For the apostle Paul, his life’s goal after he came to know and trust in Christ was to share experientially in Christ;to live in the light of who he was in Christ.Paul writes in the 3rd chapter of Philippians:“All I want is to know Christ and the power that raised him to life.I want to suffer and die as he did, so that somehow I also may be raised to life.”That’s one bold and powerful statement of faith.Yet the more we get to know Jesus, the more we want to be like Him, and the more we come to know who we are.But there’s more.As we grow to know Christ, His power is increasingly released in our everyday lives.His love - unconditional, sacrificial, abiding - becomes an element in the chemistry of our lives.His openness to and radical acceptance of all kinds of people becomes our manner of interacting with the diverse people with whom we share seats on the bus of life.His extension of tender mercy and compassion becomes that which we grow to extend naturally and without compulsion.Paul couldn’t put it any better than when he wrote in the 1st verse of our lesson this morning:“Think the same way as Christ Jesus thought.” I like the force of the NRSV:“Let the same mind be in you that was in Christ Jesus.”

 

How often are homes torn by dissension?Workplaces filled with tension?Church programs struggling because folks aren’t energized to serve the Lord?Simply identifying the illness will not cure it.But Paul reminds us that Jesus has already brought cure to our illness by being the doctor who dared to become the patient.Paul appeals to our healed and cured condition in Christ as a basis for our conduct – in our homes, in our workplaces, in our church programming.For instance, when we’re struggling in a relationship with someone, it’s of little benefit to clench our fists and say, “I’m going totry harder.”Instead, say, “Jesus has already taken that to the cross.In my nature, He put all that to death – the resentment, the hurt, the anger, all of it.Now Jesus has bound me in an eternal relationship with Himself.I’m going to deal with this earthly relationship simply by letting the love, openness, grace, and mercy flow out of Christ’s love operative in me.”We could say that of almost anything in life.Lloyd Ogilvie,61st chaplain of the U.S. Senate, wrote in his book Life As It Was Meant to Be: “The love we need for others is Christ Himself invading our hearts and expressing Himself through us.”

 

When we walk out of church today into the week we call “holy,” we return to the same struggles we faced before we walked in.Liken it to Jesus’ triumphal entry into Jerusalem followed by those same old struggles with the religious community of His day.The misunderstandings, the difficult people, the challenges of everyday life won’t magically disappear just because Jesus rode into town, or for us, just because Jesus has arrived in our hearts.But ultimately, we will overcome because Jesus has overcome.The question Jesus asks is:“What will you allow me to do in and through you today?”

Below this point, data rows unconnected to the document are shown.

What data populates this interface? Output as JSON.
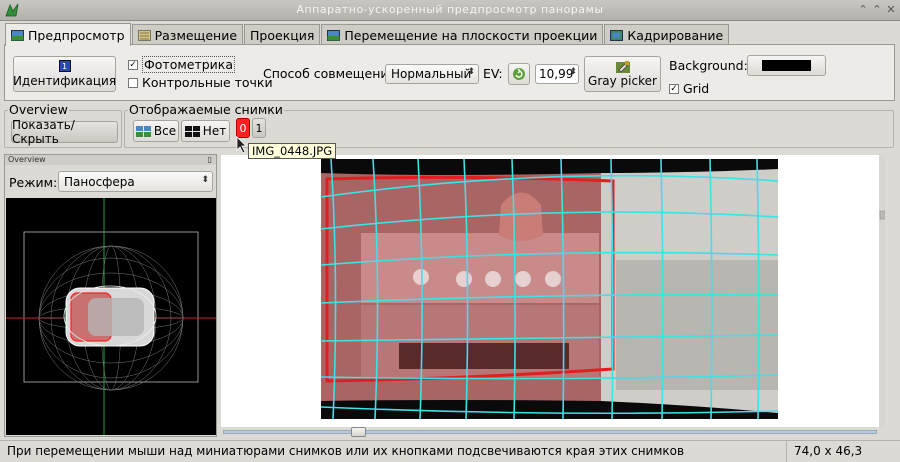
{
  "window": {
    "title": "Аппаратно-ускоренный предпросмотр панорамы",
    "buttons": [
      "⌃",
      "⌃",
      "✕"
    ]
  },
  "tabs": [
    {
      "label": "Предпросмотр",
      "active": true,
      "icon": "preview-icon"
    },
    {
      "label": "Размещение",
      "active": false,
      "icon": "layout-icon"
    },
    {
      "label": "Проекция",
      "active": false,
      "icon": ""
    },
    {
      "label": "Перемещение на плоскости проекции",
      "active": false,
      "icon": "move-icon"
    },
    {
      "label": "Кадрирование",
      "active": false,
      "icon": "crop-icon"
    }
  ],
  "toolbar": {
    "identify_label": "Идентификация",
    "identify_icon_text": "1",
    "photometry_label": "Фотометрика",
    "photometry_checked": true,
    "control_points_label": "Контрольные точки",
    "control_points_checked": false,
    "blend_label": "Способ совмещения:",
    "blend_value": "Нормальный",
    "ev_label": "EV:",
    "ev_value": "10,99",
    "gray_picker_label": "Gray picker",
    "background_label": "Background:",
    "background_color": "#000000",
    "grid_label": "Grid",
    "grid_checked": true
  },
  "overview_group": {
    "title": "Overview",
    "toggle_label": "Показать/Скрыть"
  },
  "images_group": {
    "title": "Отображаемые снимки",
    "all_label": "Все",
    "none_label": "Нет",
    "image_buttons": [
      "0",
      "1"
    ],
    "tooltip": "IMG_0448.JPG"
  },
  "overview_panel": {
    "header": "Overview",
    "mode_label": "Режим:",
    "mode_value": "Паносфера"
  },
  "status": {
    "message": "При перемещении мыши над миниатюрами снимков или их кнопками подсвечиваются края этих снимков",
    "fov": "74,0 x 46,3"
  },
  "colors": {
    "grid": "#3fe0e6",
    "highlight": "#e02020",
    "accent": "#ff2020"
  }
}
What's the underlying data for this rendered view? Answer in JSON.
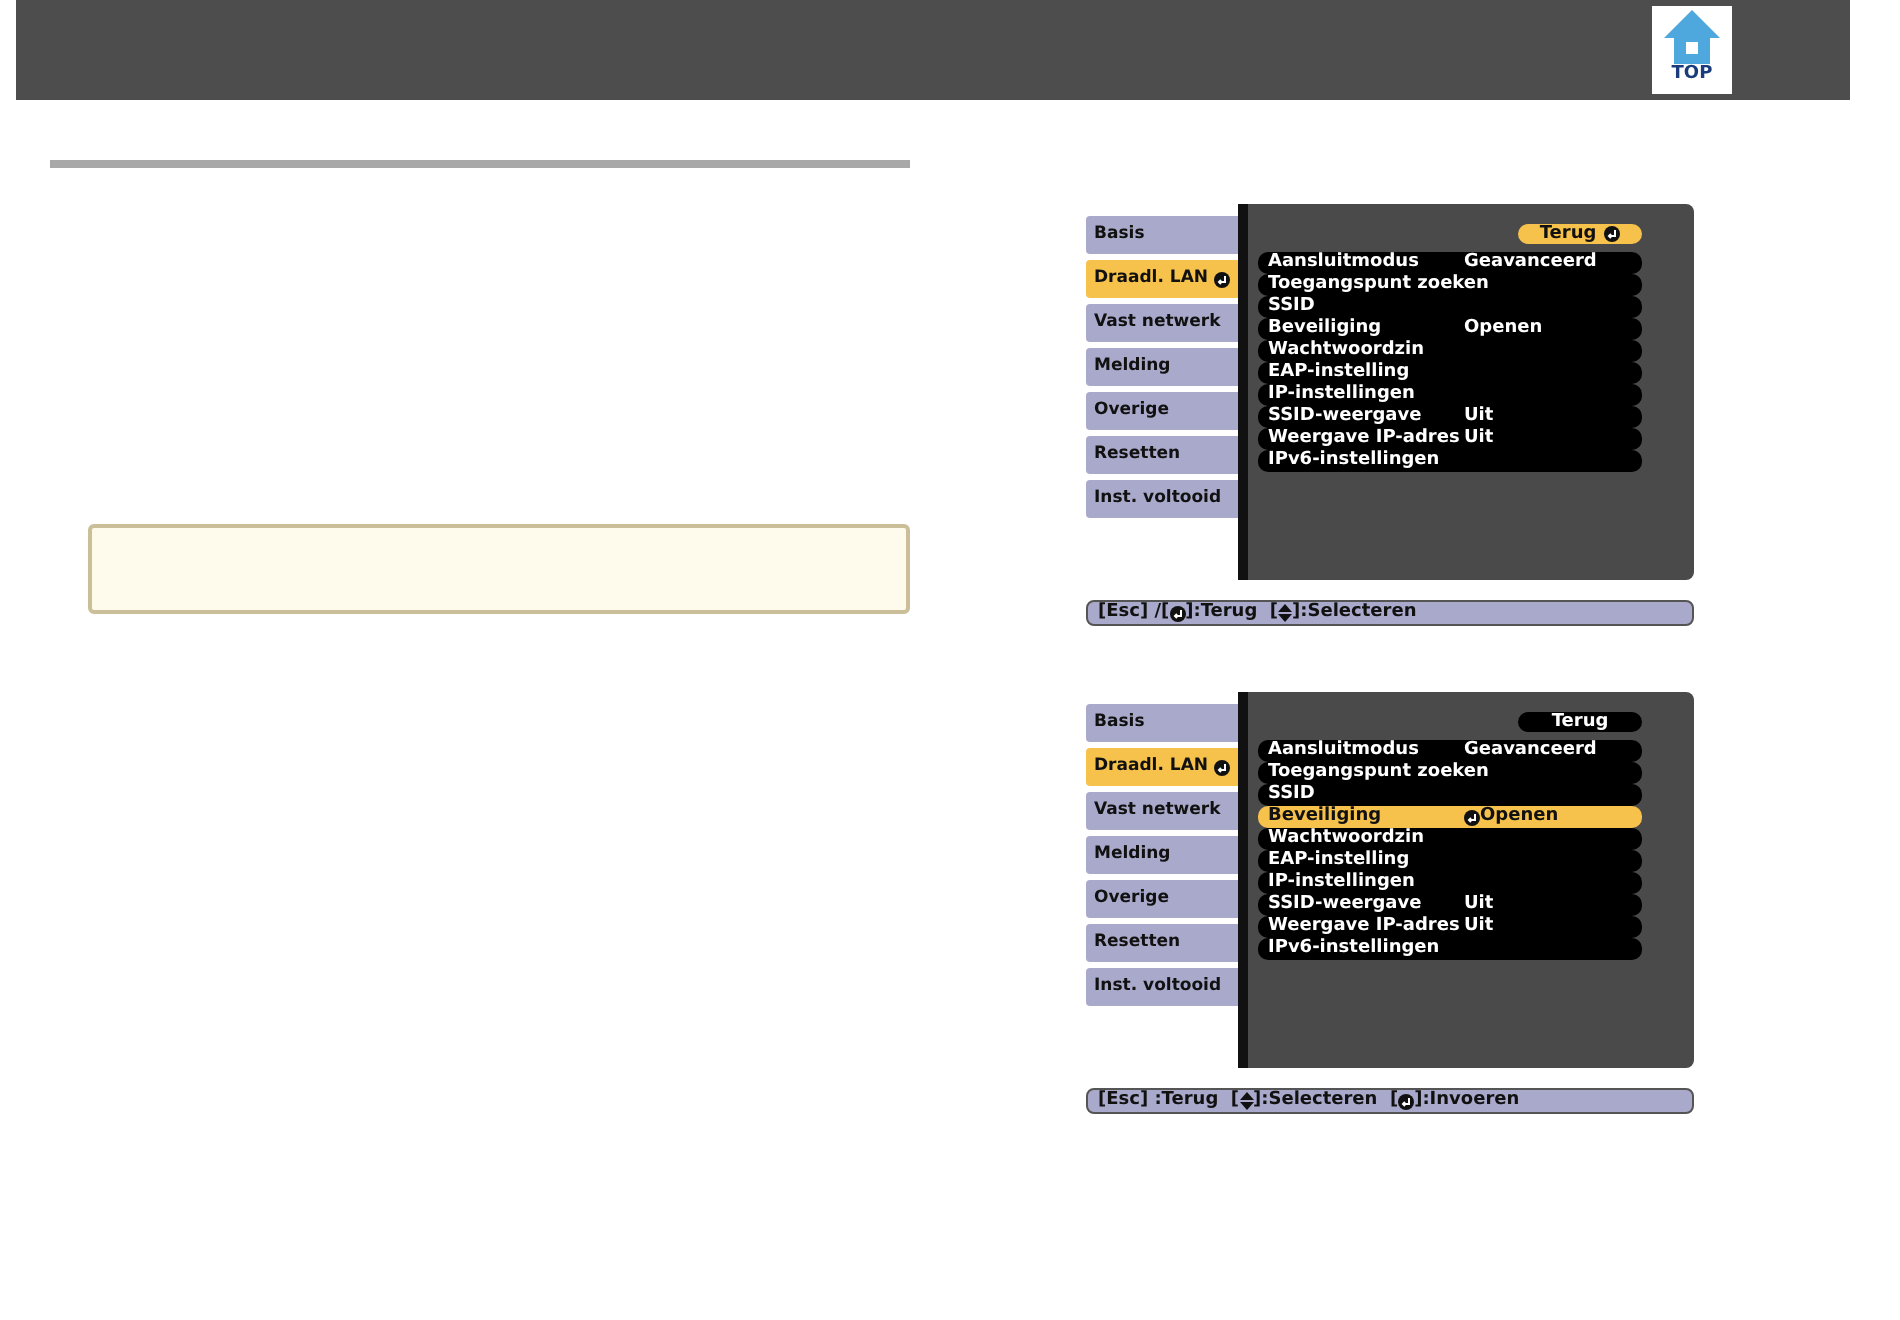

Saints……….. Jesus has already finished the course and won.There’s no point in trying to run solely on our own strength.Let’s allow the way we face our struggles to arise out of our life in Christ.We were never meant to face life’s challenges alone.Our life in Christ is an opportunity to join Him in what He’s doing, and work with the delight of seeing Jesus create in us and of us what we could never accomplish on our own.Let’s give God praise on this Palm Sunday that through Christ, God did indeed become one of us.